* **EXERCISE DETAILS**
Only the number is wanted: how many lines of the data contain "Update"?

* **Element data from apps and pages**

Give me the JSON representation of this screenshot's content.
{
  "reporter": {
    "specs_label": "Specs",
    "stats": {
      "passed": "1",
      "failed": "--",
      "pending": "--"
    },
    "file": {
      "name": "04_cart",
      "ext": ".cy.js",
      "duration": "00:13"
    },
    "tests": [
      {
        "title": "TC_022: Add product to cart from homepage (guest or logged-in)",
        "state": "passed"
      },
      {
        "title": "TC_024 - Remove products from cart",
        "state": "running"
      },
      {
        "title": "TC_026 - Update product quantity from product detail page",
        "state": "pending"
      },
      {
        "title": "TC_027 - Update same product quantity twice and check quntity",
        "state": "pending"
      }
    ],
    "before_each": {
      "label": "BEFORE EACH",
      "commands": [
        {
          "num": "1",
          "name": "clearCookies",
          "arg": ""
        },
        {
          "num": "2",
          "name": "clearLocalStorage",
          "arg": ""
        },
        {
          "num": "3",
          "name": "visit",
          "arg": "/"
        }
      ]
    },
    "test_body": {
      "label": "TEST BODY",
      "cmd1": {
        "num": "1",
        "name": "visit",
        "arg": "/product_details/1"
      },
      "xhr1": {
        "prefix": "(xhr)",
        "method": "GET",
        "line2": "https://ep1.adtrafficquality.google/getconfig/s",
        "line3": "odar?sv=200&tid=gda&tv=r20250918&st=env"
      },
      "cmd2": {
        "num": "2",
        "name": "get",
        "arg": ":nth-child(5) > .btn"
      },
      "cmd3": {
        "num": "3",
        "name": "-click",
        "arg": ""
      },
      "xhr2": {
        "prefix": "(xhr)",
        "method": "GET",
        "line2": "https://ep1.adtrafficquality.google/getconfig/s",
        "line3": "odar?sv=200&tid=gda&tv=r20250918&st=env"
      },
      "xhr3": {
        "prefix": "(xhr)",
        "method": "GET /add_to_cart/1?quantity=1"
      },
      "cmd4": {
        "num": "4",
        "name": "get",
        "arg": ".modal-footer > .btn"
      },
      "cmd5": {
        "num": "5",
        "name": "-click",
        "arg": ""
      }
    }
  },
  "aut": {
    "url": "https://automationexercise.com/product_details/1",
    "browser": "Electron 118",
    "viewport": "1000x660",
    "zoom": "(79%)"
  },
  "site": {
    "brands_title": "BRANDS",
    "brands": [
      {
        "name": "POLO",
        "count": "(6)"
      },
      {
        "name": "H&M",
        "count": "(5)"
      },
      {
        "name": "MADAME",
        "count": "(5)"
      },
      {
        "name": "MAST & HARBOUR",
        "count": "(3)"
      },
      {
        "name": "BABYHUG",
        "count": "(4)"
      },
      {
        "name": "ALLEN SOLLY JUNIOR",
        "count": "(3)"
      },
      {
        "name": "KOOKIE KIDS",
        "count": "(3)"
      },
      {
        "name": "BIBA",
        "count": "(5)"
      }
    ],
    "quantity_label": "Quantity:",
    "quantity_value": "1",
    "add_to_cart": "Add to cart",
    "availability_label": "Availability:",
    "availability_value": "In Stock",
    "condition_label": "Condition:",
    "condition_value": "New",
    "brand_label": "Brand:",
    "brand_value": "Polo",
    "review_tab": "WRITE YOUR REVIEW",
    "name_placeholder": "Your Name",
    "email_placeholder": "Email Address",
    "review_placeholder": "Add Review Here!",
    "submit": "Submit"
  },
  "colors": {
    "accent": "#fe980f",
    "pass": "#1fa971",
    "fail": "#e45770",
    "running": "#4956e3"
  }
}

* **RESULT OF THIS EXERCISE**
2